(Data about app and page elements)
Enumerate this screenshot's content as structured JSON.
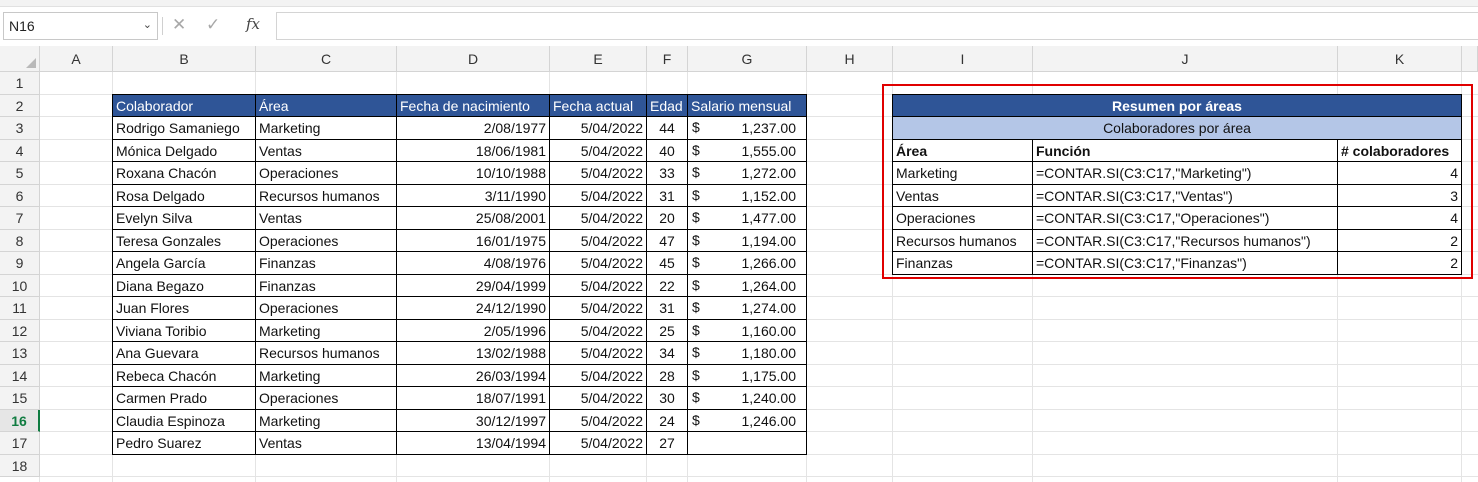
{
  "formula_bar": {
    "name_box": "N16",
    "formula": ""
  },
  "columns": [
    "A",
    "B",
    "C",
    "D",
    "E",
    "F",
    "G",
    "H",
    "I",
    "J",
    "K"
  ],
  "rows": [
    "1",
    "2",
    "3",
    "4",
    "5",
    "6",
    "7",
    "8",
    "9",
    "10",
    "11",
    "12",
    "13",
    "14",
    "15",
    "16",
    "17",
    "18"
  ],
  "selected_row": "16",
  "main_table": {
    "headers": [
      "Colaborador",
      "Área",
      "Fecha de nacimiento",
      "Fecha actual",
      "Edad",
      "Salario mensual"
    ],
    "currency_symbol": "$",
    "rows": [
      [
        "Rodrigo Samaniego",
        "Marketing",
        "2/08/1977",
        "5/04/2022",
        "44",
        "1,237.00"
      ],
      [
        "Mónica Delgado",
        "Ventas",
        "18/06/1981",
        "5/04/2022",
        "40",
        "1,555.00"
      ],
      [
        "Roxana Chacón",
        "Operaciones",
        "10/10/1988",
        "5/04/2022",
        "33",
        "1,272.00"
      ],
      [
        "Rosa Delgado",
        "Recursos humanos",
        "3/11/1990",
        "5/04/2022",
        "31",
        "1,152.00"
      ],
      [
        "Evelyn Silva",
        "Ventas",
        "25/08/2001",
        "5/04/2022",
        "20",
        "1,477.00"
      ],
      [
        "Teresa Gonzales",
        "Operaciones",
        "16/01/1975",
        "5/04/2022",
        "47",
        "1,194.00"
      ],
      [
        "Angela García",
        "Finanzas",
        "4/08/1976",
        "5/04/2022",
        "45",
        "1,266.00"
      ],
      [
        "Diana Begazo",
        "Finanzas",
        "29/04/1999",
        "5/04/2022",
        "22",
        "1,264.00"
      ],
      [
        "Juan Flores",
        "Operaciones",
        "24/12/1990",
        "5/04/2022",
        "31",
        "1,274.00"
      ],
      [
        "Viviana Toribio",
        "Marketing",
        "2/05/1996",
        "5/04/2022",
        "25",
        "1,160.00"
      ],
      [
        "Ana Guevara",
        "Recursos humanos",
        "13/02/1988",
        "5/04/2022",
        "34",
        "1,180.00"
      ],
      [
        "Rebeca Chacón",
        "Marketing",
        "26/03/1994",
        "5/04/2022",
        "28",
        "1,175.00"
      ],
      [
        "Carmen Prado",
        "Operaciones",
        "18/07/1991",
        "5/04/2022",
        "30",
        "1,240.00"
      ],
      [
        "Claudia Espinoza",
        "Marketing",
        "30/12/1997",
        "5/04/2022",
        "24",
        "1,246.00"
      ],
      [
        "Pedro Suarez",
        "Ventas",
        "13/04/1994",
        "5/04/2022",
        "27",
        ""
      ]
    ]
  },
  "summary_table": {
    "title": "Resumen por áreas",
    "subtitle": "Colaboradores por área",
    "headers": [
      "Área",
      "Función",
      "# colaboradores"
    ],
    "rows": [
      [
        "Marketing",
        "=CONTAR.SI(C3:C17,\"Marketing\")",
        "4"
      ],
      [
        "Ventas",
        "=CONTAR.SI(C3:C17,\"Ventas\")",
        "3"
      ],
      [
        "Operaciones",
        "=CONTAR.SI(C3:C17,\"Operaciones\")",
        "4"
      ],
      [
        "Recursos humanos",
        "=CONTAR.SI(C3:C17,\"Recursos humanos\")",
        "2"
      ],
      [
        "Finanzas",
        "=CONTAR.SI(C3:C17,\"Finanzas\")",
        "2"
      ]
    ]
  },
  "colors": {
    "header_fill": "#2f5597",
    "subheader_fill": "#b4c6e7",
    "highlight_border": "#e00000",
    "selection": "#107c41"
  }
}
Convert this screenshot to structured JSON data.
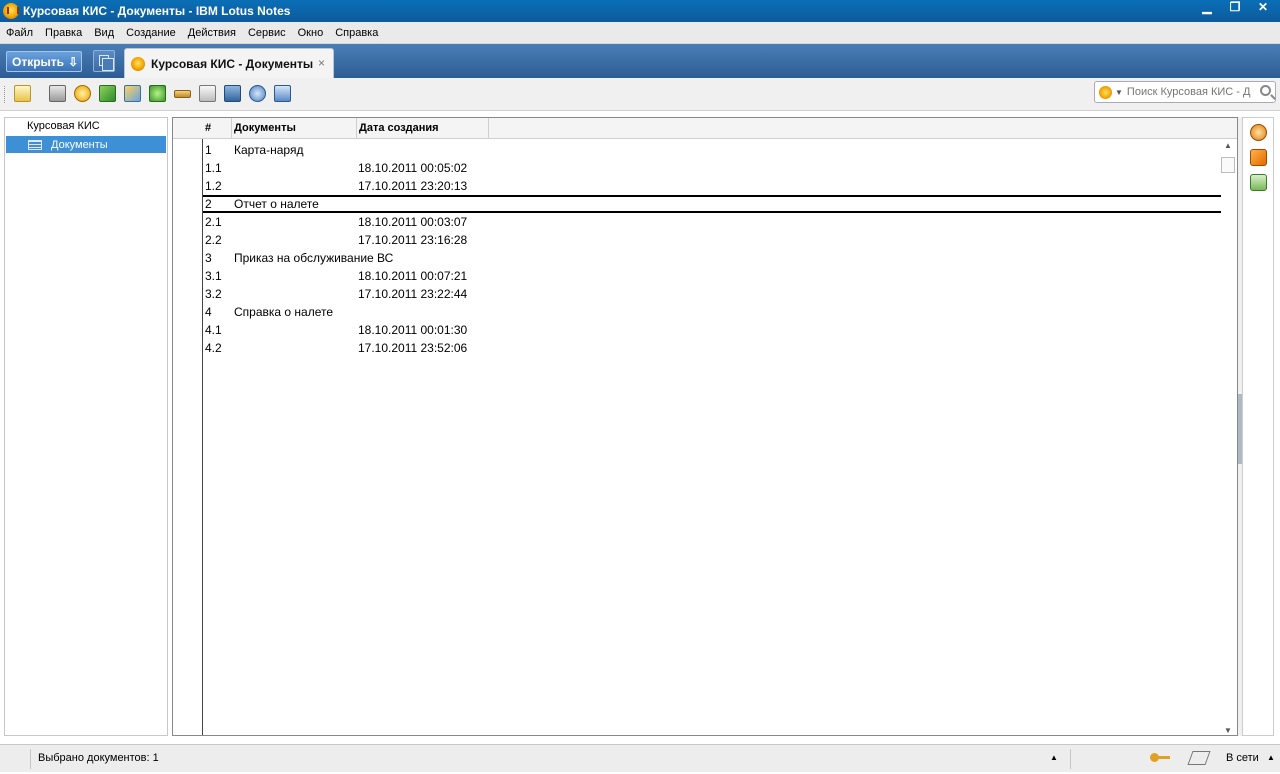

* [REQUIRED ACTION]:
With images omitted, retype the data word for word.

* [RESULT OF THIS TASK]:
Enumerate this screenshot's content as structured JSON.
{
  "formula_bar": {
    "name_box": "N16",
    "formula": ""
  },
  "columns": [
    "A",
    "B",
    "C",
    "D",
    "E",
    "F",
    "G",
    "H",
    "I",
    "J",
    "K"
  ],
  "rows": [
    "1",
    "2",
    "3",
    "4",
    "5",
    "6",
    "7",
    "8",
    "9",
    "10",
    "11",
    "12",
    "13",
    "14",
    "15",
    "16",
    "17",
    "18"
  ],
  "selected_row": "16",
  "main_table": {
    "headers": [
      "Colaborador",
      "Área",
      "Fecha de nacimiento",
      "Fecha actual",
      "Edad",
      "Salario mensual"
    ],
    "currency_symbol": "$",
    "rows": [
      [
        "Rodrigo Samaniego",
        "Marketing",
        "2/08/1977",
        "5/04/2022",
        "44",
        "1,237.00"
      ],
      [
        "Mónica Delgado",
        "Ventas",
        "18/06/1981",
        "5/04/2022",
        "40",
        "1,555.00"
      ],
      [
        "Roxana Chacón",
        "Operaciones",
        "10/10/1988",
        "5/04/2022",
        "33",
        "1,272.00"
      ],
      [
        "Rosa Delgado",
        "Recursos humanos",
        "3/11/1990",
        "5/04/2022",
        "31",
        "1,152.00"
      ],
      [
        "Evelyn Silva",
        "Ventas",
        "25/08/2001",
        "5/04/2022",
        "20",
        "1,477.00"
      ],
      [
        "Teresa Gonzales",
        "Operaciones",
        "16/01/1975",
        "5/04/2022",
        "47",
        "1,194.00"
      ],
      [
        "Angela García",
        "Finanzas",
        "4/08/1976",
        "5/04/2022",
        "45",
        "1,266.00"
      ],
      [
        "Diana Begazo",
        "Finanzas",
        "29/04/1999",
        "5/04/2022",
        "22",
        "1,264.00"
      ],
      [
        "Juan Flores",
        "Operaciones",
        "24/12/1990",
        "5/04/2022",
        "31",
        "1,274.00"
      ],
      [
        "Viviana Toribio",
        "Marketing",
        "2/05/1996",
        "5/04/2022",
        "25",
        "1,160.00"
      ],
      [
        "Ana Guevara",
        "Recursos humanos",
        "13/02/1988",
        "5/04/2022",
        "34",
        "1,180.00"
      ],
      [
        "Rebeca Chacón",
        "Marketing",
        "26/03/1994",
        "5/04/2022",
        "28",
        "1,175.00"
      ],
      [
        "Carmen Prado",
        "Operaciones",
        "18/07/1991",
        "5/04/2022",
        "30",
        "1,240.00"
      ],
      [
        "Claudia Espinoza",
        "Marketing",
        "30/12/1997",
        "5/04/2022",
        "24",
        "1,246.00"
      ],
      [
        "Pedro Suarez",
        "Ventas",
        "13/04/1994",
        "5/04/2022",
        "27",
        ""
      ]
    ]
  },
  "summary_table": {
    "title": "Resumen por áreas",
    "subtitle": "Colaboradores por área",
    "headers": [
      "Área",
      "Función",
      "# colaboradores"
    ],
    "rows": [
      [
        "Marketing",
        "=CONTAR.SI(C3:C17,\"Marketing\")",
        "4"
      ],
      [
        "Ventas",
        "=CONTAR.SI(C3:C17,\"Ventas\")",
        "3"
      ],
      [
        "Operaciones",
        "=CONTAR.SI(C3:C17,\"Operaciones\")",
        "4"
      ],
      [
        "Recursos humanos",
        "=CONTAR.SI(C3:C17,\"Recursos humanos\")",
        "2"
      ],
      [
        "Finanzas",
        "=CONTAR.SI(C3:C17,\"Finanzas\")",
        "2"
      ]
    ]
  },
  "colors": {
    "header_fill": "#2f5597",
    "subheader_fill": "#b4c6e7",
    "highlight_border": "#e00000",
    "selection": "#107c41"
  }
}
Convert this screenshot to structured JSON data.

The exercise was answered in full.